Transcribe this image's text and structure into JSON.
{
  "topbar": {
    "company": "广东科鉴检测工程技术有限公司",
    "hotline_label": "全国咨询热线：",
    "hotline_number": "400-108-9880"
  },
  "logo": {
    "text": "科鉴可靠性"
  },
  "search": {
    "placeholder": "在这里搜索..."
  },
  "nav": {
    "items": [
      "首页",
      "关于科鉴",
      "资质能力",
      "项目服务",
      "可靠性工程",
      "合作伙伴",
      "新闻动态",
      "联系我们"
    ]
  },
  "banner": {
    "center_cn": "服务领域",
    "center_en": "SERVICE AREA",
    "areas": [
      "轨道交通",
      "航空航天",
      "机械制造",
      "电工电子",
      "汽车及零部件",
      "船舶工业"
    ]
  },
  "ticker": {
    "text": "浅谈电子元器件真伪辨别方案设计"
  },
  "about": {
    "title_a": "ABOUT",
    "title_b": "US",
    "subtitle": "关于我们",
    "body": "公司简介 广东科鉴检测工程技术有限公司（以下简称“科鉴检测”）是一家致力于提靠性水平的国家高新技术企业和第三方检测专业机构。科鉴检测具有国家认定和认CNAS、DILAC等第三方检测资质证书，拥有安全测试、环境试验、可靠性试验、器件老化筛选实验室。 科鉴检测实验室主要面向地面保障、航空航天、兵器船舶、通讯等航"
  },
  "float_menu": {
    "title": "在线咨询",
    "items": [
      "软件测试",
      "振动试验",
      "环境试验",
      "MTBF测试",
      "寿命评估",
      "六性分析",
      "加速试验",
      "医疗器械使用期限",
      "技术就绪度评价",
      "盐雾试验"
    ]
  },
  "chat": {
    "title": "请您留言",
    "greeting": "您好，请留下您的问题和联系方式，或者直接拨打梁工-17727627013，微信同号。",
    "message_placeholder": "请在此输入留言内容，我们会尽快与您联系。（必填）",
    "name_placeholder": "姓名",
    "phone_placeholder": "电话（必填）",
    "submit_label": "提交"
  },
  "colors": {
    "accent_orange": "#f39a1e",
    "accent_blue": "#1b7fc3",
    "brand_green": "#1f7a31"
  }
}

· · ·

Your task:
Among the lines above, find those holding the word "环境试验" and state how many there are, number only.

Output below:
2